## EXERCISE PROMPT
Read the data below line by line and copy each one with "title" in it.
-------- DATA UNDER STUDY --------
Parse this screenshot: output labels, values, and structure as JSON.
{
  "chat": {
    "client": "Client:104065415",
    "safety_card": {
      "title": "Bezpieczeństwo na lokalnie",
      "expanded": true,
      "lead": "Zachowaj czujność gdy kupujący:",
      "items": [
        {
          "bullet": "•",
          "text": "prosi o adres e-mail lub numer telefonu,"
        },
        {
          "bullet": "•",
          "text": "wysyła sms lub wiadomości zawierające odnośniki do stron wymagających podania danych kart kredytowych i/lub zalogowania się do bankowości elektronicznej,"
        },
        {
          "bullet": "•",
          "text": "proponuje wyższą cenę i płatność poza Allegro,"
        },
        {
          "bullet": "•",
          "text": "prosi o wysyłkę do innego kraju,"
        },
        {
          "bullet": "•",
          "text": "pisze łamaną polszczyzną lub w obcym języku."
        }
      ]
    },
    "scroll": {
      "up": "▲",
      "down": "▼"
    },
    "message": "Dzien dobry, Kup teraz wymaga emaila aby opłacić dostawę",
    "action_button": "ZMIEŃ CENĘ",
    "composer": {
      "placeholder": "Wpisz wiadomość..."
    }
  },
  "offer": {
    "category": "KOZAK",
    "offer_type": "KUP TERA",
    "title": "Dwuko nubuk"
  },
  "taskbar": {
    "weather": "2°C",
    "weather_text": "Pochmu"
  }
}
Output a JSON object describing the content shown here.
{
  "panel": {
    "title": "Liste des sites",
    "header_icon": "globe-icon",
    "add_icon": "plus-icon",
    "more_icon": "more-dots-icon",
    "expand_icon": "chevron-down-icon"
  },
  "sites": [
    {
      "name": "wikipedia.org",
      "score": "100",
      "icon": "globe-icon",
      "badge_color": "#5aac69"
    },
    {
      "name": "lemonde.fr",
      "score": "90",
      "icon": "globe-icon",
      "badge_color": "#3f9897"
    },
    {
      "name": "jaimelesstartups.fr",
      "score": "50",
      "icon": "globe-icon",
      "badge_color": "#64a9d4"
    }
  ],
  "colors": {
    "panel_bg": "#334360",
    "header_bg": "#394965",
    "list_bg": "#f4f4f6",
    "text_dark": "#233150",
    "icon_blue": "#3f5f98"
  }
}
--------
## WRITTEN REPLY
      "title": "Bezpieczeństwo na lokalnie",
    "title": "Dwuko nubuk"
    "title": "Liste des sites",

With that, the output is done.